Mary Garden was a Scottish operatic soprano.
She enjoyed a big career during the first thirty years of the 20th Century.
Mary Garden was frequently described as "the Sarah Bernhardt of opera" because she was an accomplished and compelling actress as well as being a very fine soprano with a beautiful lyric voice that had a wide and flexible range.
As the leading soprano at the Opéra-Comique and being a friend of the composer Jules Massenet, she not only played roles in several premieres of his works- he also created the title role in Cherubin for her.
She was also the first Mélisande in Claude Debussy's Pelléas et Mélisande in 1902.
In 1907 on Oscar Hammerstein's invitation she joined the Manhattan Opera House in New York and became an immediate success.
By 1910 she was known throughout America and was appearing in most of the major opera houses in the USA.
For one year she was the director of the Chicago Grand Opera Company and staged the world premier of Sergei Prokofiev's The Love for Three Oranges.
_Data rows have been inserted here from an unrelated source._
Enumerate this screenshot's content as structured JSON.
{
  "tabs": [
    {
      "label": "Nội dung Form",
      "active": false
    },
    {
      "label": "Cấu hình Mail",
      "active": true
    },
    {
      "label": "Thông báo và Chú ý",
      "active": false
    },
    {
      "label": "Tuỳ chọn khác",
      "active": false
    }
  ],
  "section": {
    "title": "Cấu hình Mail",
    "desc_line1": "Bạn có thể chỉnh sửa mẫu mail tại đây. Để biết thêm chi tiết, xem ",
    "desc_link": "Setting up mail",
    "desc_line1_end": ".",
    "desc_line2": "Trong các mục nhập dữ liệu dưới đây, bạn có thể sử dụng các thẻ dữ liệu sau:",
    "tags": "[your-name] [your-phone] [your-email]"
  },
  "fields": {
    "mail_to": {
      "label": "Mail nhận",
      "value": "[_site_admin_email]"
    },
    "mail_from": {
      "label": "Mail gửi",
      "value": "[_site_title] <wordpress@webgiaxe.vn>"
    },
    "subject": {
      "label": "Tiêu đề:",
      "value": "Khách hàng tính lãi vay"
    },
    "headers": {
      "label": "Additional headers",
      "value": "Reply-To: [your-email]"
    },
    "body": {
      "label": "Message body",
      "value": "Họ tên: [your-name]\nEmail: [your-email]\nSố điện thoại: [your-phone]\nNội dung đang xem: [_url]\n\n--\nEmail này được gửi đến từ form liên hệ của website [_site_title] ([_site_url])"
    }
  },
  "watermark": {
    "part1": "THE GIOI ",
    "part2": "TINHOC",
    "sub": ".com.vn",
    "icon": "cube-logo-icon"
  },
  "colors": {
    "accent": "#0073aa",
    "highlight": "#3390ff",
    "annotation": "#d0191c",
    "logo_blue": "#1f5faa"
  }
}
The company went broke one year later!
Mary Garden also appeared in several silent movies.
She retired from the opera stage in 1934 to work as a talent scout for MGM before retiring to her native Scotland in 1951 where she published her autobiography, "Mary Garden's Story".